• [What this task involves]: Repeat the entries that appear below, exactly and in full.

(Dataset rows for apps and sites)
◇ ◇ ◇ ◇ ◇

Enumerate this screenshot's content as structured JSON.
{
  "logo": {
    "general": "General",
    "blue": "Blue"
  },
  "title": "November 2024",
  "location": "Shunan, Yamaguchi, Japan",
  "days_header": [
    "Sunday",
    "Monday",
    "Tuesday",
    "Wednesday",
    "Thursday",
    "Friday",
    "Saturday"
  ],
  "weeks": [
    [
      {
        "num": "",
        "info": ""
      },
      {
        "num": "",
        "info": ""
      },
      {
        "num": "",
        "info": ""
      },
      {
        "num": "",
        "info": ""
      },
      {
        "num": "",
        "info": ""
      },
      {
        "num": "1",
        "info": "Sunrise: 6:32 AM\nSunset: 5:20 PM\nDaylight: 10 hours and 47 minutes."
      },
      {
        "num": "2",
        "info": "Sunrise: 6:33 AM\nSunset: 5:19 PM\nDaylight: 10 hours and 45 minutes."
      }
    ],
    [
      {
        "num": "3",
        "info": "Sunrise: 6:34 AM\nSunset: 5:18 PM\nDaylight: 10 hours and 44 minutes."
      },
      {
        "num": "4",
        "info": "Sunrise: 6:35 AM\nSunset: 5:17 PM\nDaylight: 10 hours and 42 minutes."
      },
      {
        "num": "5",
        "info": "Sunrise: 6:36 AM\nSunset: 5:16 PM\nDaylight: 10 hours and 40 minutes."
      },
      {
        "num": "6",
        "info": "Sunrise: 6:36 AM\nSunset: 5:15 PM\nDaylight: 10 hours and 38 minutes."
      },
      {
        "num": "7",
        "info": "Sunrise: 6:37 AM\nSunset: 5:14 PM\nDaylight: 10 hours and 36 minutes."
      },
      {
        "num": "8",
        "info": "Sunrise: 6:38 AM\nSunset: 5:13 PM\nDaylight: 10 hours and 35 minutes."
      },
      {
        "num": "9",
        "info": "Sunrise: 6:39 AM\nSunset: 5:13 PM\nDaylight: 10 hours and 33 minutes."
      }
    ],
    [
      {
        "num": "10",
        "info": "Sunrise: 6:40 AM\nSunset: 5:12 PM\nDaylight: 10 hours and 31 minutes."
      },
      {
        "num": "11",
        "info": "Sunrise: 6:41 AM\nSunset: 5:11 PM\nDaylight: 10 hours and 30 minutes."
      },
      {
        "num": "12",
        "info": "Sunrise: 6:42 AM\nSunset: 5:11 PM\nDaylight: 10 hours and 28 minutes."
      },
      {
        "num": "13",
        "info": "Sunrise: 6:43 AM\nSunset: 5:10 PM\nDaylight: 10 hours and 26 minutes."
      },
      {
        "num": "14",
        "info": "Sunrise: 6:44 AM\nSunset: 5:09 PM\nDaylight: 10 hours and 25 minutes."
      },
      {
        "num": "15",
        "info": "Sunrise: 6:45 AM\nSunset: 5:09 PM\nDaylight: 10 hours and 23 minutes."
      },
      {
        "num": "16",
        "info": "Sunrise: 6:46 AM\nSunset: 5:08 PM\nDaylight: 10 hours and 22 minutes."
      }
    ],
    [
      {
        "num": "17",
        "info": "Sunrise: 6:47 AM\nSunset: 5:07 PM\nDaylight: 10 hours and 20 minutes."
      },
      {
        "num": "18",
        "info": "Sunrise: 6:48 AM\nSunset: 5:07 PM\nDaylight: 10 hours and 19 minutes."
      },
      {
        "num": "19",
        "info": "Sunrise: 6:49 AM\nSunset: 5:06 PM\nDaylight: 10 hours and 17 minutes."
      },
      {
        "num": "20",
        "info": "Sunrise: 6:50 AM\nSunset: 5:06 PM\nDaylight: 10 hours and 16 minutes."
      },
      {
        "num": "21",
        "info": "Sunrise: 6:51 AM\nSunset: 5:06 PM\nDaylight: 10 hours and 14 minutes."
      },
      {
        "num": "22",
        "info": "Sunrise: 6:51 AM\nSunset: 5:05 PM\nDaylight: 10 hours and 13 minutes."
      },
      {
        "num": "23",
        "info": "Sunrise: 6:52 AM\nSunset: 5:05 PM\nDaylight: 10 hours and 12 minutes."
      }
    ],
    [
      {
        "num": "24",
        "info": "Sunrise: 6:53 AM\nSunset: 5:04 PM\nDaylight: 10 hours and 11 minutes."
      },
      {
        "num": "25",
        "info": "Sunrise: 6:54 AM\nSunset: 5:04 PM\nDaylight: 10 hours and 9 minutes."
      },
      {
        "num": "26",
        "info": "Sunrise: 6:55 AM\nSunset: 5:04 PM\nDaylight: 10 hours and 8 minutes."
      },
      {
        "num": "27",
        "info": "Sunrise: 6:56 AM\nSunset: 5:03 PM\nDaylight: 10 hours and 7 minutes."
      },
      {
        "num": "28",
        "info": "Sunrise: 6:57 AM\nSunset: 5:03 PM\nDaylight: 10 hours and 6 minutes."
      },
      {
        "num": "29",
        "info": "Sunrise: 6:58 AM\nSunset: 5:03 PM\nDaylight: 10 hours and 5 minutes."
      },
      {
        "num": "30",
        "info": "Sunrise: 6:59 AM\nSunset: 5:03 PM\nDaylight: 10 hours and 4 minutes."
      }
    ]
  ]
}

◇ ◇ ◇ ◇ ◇

• [Written answer]:
Enumerate this screenshot's content as structured JSON.
{
  "logo": {
    "general": "General",
    "blue": "Blue"
  },
  "title": "November 2024",
  "location": "Shunan, Yamaguchi, Japan",
  "days_header": [
    "Sunday",
    "Monday",
    "Tuesday",
    "Wednesday",
    "Thursday",
    "Friday",
    "Saturday"
  ],
  "weeks": [
    [
      {
        "num": "",
        "info": ""
      },
      {
        "num": "",
        "info": ""
      },
      {
        "num": "",
        "info": ""
      },
      {
        "num": "",
        "info": ""
      },
      {
        "num": "",
        "info": ""
      },
      {
        "num": "1",
        "info": "Sunrise: 6:32 AM\nSunset: 5:20 PM\nDaylight: 10 hours and 47 minutes."
      },
      {
        "num": "2",
        "info": "Sunrise: 6:33 AM\nSunset: 5:19 PM\nDaylight: 10 hours and 45 minutes."
      }
    ],
    [
      {
        "num": "3",
        "info": "Sunrise: 6:34 AM\nSunset: 5:18 PM\nDaylight: 10 hours and 44 minutes."
      },
      {
        "num": "4",
        "info": "Sunrise: 6:35 AM\nSunset: 5:17 PM\nDaylight: 10 hours and 42 minutes."
      },
      {
        "num": "5",
        "info": "Sunrise: 6:36 AM\nSunset: 5:16 PM\nDaylight: 10 hours and 40 minutes."
      },
      {
        "num": "6",
        "info": "Sunrise: 6:36 AM\nSunset: 5:15 PM\nDaylight: 10 hours and 38 minutes."
      },
      {
        "num": "7",
        "info": "Sunrise: 6:37 AM\nSunset: 5:14 PM\nDaylight: 10 hours and 36 minutes."
      },
      {
        "num": "8",
        "info": "Sunrise: 6:38 AM\nSunset: 5:13 PM\nDaylight: 10 hours and 35 minutes."
      },
      {
        "num": "9",
        "info": "Sunrise: 6:39 AM\nSunset: 5:13 PM\nDaylight: 10 hours and 33 minutes."
      }
    ],
    [
      {
        "num": "10",
        "info": "Sunrise: 6:40 AM\nSunset: 5:12 PM\nDaylight: 10 hours and 31 minutes."
      },
      {
        "num": "11",
        "info": "Sunrise: 6:41 AM\nSunset: 5:11 PM\nDaylight: 10 hours and 30 minutes."
      },
      {
        "num": "12",
        "info": "Sunrise: 6:42 AM\nSunset: 5:11 PM\nDaylight: 10 hours and 28 minutes."
      },
      {
        "num": "13",
        "info": "Sunrise: 6:43 AM\nSunset: 5:10 PM\nDaylight: 10 hours and 26 minutes."
      },
      {
        "num": "14",
        "info": "Sunrise: 6:44 AM\nSunset: 5:09 PM\nDaylight: 10 hours and 25 minutes."
      },
      {
        "num": "15",
        "info": "Sunrise: 6:45 AM\nSunset: 5:09 PM\nDaylight: 10 hours and 23 minutes."
      },
      {
        "num": "16",
        "info": "Sunrise: 6:46 AM\nSunset: 5:08 PM\nDaylight: 10 hours and 22 minutes."
      }
    ],
    [
      {
        "num": "17",
        "info": "Sunrise: 6:47 AM\nSunset: 5:07 PM\nDaylight: 10 hours and 20 minutes."
      },
      {
        "num": "18",
        "info": "Sunrise: 6:48 AM\nSunset: 5:07 PM\nDaylight: 10 hours and 19 minutes."
      },
      {
        "num": "19",
        "info": "Sunrise: 6:49 AM\nSunset: 5:06 PM\nDaylight: 10 hours and 17 minutes."
      },
      {
        "num": "20",
        "info": "Sunrise: 6:50 AM\nSunset: 5:06 PM\nDaylight: 10 hours and 16 minutes."
      },
      {
        "num": "21",
        "info": "Sunrise: 6:51 AM\nSunset: 5:06 PM\nDaylight: 10 hours and 14 minutes."
      },
      {
        "num": "22",
        "info": "Sunrise: 6:51 AM\nSunset: 5:05 PM\nDaylight: 10 hours and 13 minutes."
      },
      {
        "num": "23",
        "info": "Sunrise: 6:52 AM\nSunset: 5:05 PM\nDaylight: 10 hours and 12 minutes."
      }
    ],
    [
      {
        "num": "24",
        "info": "Sunrise: 6:53 AM\nSunset: 5:04 PM\nDaylight: 10 hours and 11 minutes."
      },
      {
        "num": "25",
        "info": "Sunrise: 6:54 AM\nSunset: 5:04 PM\nDaylight: 10 hours and 9 minutes."
      },
      {
        "num": "26",
        "info": "Sunrise: 6:55 AM\nSunset: 5:04 PM\nDaylight: 10 hours and 8 minutes."
      },
      {
        "num": "27",
        "info": "Sunrise: 6:56 AM\nSunset: 5:03 PM\nDaylight: 10 hours and 7 minutes."
      },
      {
        "num": "28",
        "info": "Sunrise: 6:57 AM\nSunset: 5:03 PM\nDaylight: 10 hours and 6 minutes."
      },
      {
        "num": "29",
        "info": "Sunrise: 6:58 AM\nSunset: 5:03 PM\nDaylight: 10 hours and 5 minutes."
      },
      {
        "num": "30",
        "info": "Sunrise: 6:59 AM\nSunset: 5:03 PM\nDaylight: 10 hours and 4 minutes."
      }
    ]
  ]
}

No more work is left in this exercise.